HISP 655 - American Vernacular Architecture and Documentation (4)
This course will explore the history, theory, and practice of vernacular architecture studies. Looking at the "common buildings of particular regions and time periods," the course will prepare students for studying and documenting these buildings in terms of both analysis and documentation, as well as thinking about the patterns and meanings of their use at both the individual and community level. Vernacular architecture studies draws on a broad theoretical perspective that engages many disciplines and critical approaches. The course includes a 1 credit lab that will focus on field work including building analysis/archaeology and building documentation.
HISP 660 - Internship in Historic Preservation (1 - 3)
Students will secure a summer internship with an organization engaged in historic preservation work (this can be a public agency, nonprofit, or private firm). The student will formulate a plan of work and a series of pedagogical goals to satisfy both the practical needs of the project and the academic requirements for the course.
HISP 670 - Conservation of Historic Places: Historic Materials, Building Systems, and Conservation (3)
This course introduces students to the analysis of historic buildings, building systems and materials. The overall emphasis is on assessing the condition of a building and its parts, and formulating a preservation strategy based on it. Conservation methods will be discussed through the introduction of philosophies and specific techniques.
HISP 679 - Introduction to Measured Drawings for Historic Preservation (3)
This course teaches graphic documentation methodologies for historic buildings, including hand measuring, drafting, preparing a sketch plan, analyzing buildings, and producing finished drawings in ink. Students will analyze building in situ.
HISP 680 - Preservation Economics (3)
This course introduces students to a range of economic theories, methods, and issues that must be considered in the practice of historic preservation. Case studies related to community economic development, adaptive reuse, tax credit programs, project finance, and land use will be presented in this course.
HISP 690 - Preservation Management and Practice (2)
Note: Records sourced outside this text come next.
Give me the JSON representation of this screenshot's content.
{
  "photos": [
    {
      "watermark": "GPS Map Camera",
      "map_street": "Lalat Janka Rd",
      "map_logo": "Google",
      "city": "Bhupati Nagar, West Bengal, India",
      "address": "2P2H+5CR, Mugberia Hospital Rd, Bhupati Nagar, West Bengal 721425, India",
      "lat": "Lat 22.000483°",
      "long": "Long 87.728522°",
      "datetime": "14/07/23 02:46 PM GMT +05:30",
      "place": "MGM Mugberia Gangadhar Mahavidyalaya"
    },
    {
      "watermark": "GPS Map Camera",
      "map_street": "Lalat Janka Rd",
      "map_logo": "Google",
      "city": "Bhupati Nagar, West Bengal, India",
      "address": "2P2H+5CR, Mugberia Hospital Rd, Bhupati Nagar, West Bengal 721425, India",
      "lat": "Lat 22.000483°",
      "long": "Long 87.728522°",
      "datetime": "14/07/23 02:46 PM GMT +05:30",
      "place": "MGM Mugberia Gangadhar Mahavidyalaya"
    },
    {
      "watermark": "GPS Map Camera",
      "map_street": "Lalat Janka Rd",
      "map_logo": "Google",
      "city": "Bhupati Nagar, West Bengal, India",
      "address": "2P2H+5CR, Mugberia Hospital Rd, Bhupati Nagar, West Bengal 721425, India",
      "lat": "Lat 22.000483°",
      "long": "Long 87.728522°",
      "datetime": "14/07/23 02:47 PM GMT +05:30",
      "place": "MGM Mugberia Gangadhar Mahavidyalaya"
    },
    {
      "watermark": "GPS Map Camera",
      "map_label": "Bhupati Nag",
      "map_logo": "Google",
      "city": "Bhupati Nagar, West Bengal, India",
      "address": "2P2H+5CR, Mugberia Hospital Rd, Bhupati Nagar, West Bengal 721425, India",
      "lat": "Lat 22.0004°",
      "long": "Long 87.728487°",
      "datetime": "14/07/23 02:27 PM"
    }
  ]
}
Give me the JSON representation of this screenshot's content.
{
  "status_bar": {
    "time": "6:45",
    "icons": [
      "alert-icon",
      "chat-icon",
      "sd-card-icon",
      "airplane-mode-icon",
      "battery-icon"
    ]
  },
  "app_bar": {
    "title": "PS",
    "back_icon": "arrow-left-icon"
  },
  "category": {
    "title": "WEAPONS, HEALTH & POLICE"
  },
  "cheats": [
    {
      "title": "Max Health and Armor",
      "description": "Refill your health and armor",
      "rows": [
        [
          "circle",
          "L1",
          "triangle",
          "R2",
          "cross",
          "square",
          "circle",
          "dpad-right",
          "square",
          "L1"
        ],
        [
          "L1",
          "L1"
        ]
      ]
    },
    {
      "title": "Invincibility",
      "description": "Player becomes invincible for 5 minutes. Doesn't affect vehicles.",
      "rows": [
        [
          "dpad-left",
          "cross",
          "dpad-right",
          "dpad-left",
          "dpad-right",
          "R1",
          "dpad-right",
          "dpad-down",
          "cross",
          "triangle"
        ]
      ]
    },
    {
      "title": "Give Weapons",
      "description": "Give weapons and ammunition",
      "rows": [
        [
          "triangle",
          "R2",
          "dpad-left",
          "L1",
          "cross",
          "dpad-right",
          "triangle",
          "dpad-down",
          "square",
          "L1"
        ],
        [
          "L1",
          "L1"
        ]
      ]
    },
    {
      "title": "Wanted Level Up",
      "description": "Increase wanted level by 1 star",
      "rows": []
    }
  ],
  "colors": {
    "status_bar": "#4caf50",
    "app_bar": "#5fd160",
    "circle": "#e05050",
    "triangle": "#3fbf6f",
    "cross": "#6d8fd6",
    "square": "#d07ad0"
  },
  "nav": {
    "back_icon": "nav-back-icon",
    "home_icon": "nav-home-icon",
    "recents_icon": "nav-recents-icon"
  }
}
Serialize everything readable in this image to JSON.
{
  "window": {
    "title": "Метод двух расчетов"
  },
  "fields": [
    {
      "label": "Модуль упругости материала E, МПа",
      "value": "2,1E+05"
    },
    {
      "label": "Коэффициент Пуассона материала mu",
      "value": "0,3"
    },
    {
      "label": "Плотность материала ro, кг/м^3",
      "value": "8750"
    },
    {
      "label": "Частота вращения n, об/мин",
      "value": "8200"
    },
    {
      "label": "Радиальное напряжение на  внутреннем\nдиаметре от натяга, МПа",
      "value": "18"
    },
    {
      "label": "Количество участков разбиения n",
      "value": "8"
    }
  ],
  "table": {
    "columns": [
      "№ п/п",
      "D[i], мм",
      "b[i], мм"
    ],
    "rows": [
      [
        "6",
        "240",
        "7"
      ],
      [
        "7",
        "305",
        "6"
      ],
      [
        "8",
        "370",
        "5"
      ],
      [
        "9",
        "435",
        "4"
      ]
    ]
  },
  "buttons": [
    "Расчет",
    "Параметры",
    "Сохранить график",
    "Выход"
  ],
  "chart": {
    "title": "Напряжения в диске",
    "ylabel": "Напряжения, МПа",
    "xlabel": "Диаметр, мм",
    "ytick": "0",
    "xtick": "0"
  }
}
This course will introduce students to management and practice issues in preservation, covering topics ranging from project management, to budgeting, to personnel, and grantsmanship; these will all be considered in the three main areas of practice – government agencies, non-profits, and for profit companies. Outside speakers from these various practice environments will present on their area(s) of specialization.
HISP 701 - Certificate Portfolio Project (1)
This course provides students in the Certificate Program with an opportunity to develop a portfolio of their work, to include research and seminar papers from each of their preservation courses. In addition, students will prepare an overview essay articulating how the content they have learned in Certificate courses has helped shape their work and reflect on preservation issues and philosophical approaches related to their work.
HISP 710 - Final Project in Historic Preservation I (1)
An independent, applied research project investigating the preservation of a particular site or a specialized issue in historic preservation. This is part one of a two-semester sequence and involves developing the project proposal and bibliography.
HISP 711 - Final Project in Historic Preservation II (2)
An independent, applied research project investigating the preservation of a particular site or a specialized issue in historic preservation. This is part two of a two semester sequence and involves project research and writing.
HISP - Internship in Historic Preservation (Non-credit Requirement)
Students will secure a summer internship with an organization engaged in historic preservation work (this can be a public agency, nonprofit, or private firm).